[EXERCISE]
Take every line in the entries that includes the word "process" and copy it.

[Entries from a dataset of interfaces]
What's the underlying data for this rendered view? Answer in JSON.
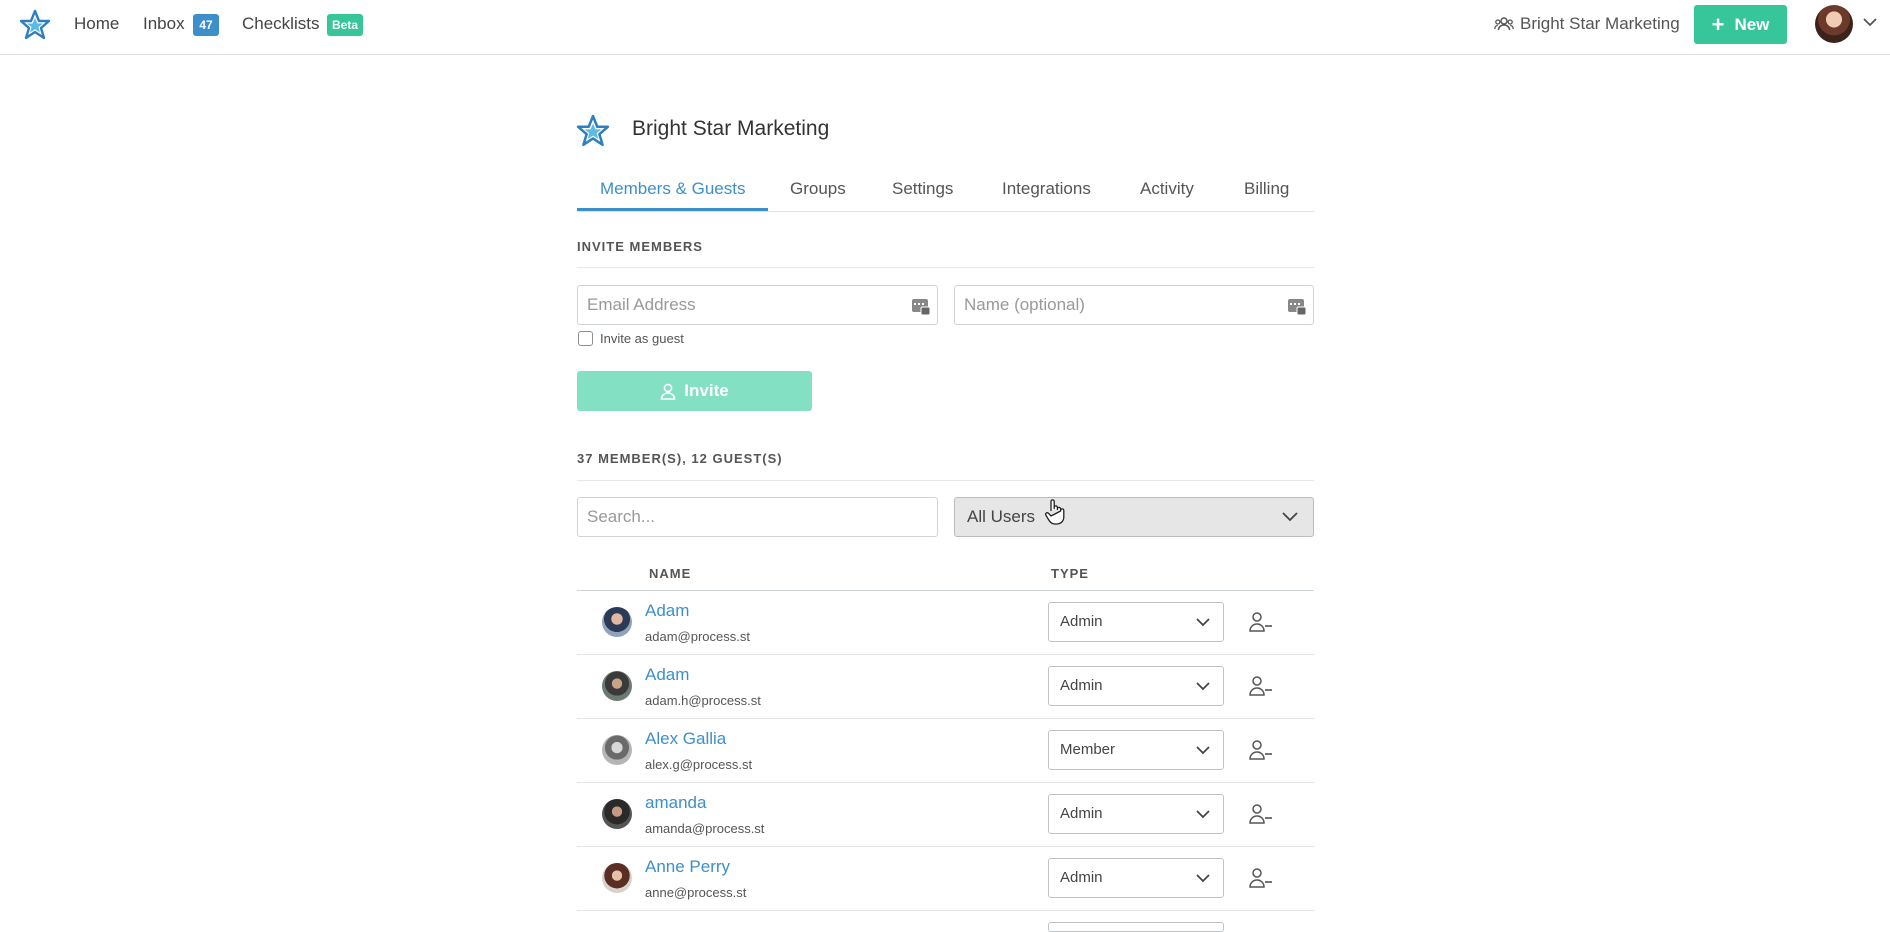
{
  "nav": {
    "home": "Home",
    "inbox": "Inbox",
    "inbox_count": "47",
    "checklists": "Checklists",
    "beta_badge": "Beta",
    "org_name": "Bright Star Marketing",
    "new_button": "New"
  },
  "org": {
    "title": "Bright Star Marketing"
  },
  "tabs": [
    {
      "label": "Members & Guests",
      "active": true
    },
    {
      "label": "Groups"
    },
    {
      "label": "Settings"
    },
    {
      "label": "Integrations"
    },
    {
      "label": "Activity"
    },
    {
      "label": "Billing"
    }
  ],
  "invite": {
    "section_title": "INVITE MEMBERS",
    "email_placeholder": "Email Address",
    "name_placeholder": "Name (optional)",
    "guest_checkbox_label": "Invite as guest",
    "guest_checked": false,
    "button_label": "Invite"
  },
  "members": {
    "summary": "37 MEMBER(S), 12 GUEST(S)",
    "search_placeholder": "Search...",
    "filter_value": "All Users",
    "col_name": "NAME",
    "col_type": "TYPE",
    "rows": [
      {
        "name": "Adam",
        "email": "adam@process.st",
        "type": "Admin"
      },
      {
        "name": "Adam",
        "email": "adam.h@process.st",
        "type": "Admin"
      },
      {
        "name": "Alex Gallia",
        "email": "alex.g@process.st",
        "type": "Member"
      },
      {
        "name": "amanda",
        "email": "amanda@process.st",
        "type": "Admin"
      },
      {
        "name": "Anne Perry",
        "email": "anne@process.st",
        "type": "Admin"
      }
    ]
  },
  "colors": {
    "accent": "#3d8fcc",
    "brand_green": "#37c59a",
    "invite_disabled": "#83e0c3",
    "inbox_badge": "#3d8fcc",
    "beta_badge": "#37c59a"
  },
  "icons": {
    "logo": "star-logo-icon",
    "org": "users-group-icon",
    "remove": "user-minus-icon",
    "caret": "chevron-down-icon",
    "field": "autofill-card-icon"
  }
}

[COMPLETED EXERCISE]
        "email": "adam@process.st",
        "email": "adam.h@process.st",
        "email": "alex.g@process.st",
        "email": "amanda@process.st",
        "email": "anne@process.st",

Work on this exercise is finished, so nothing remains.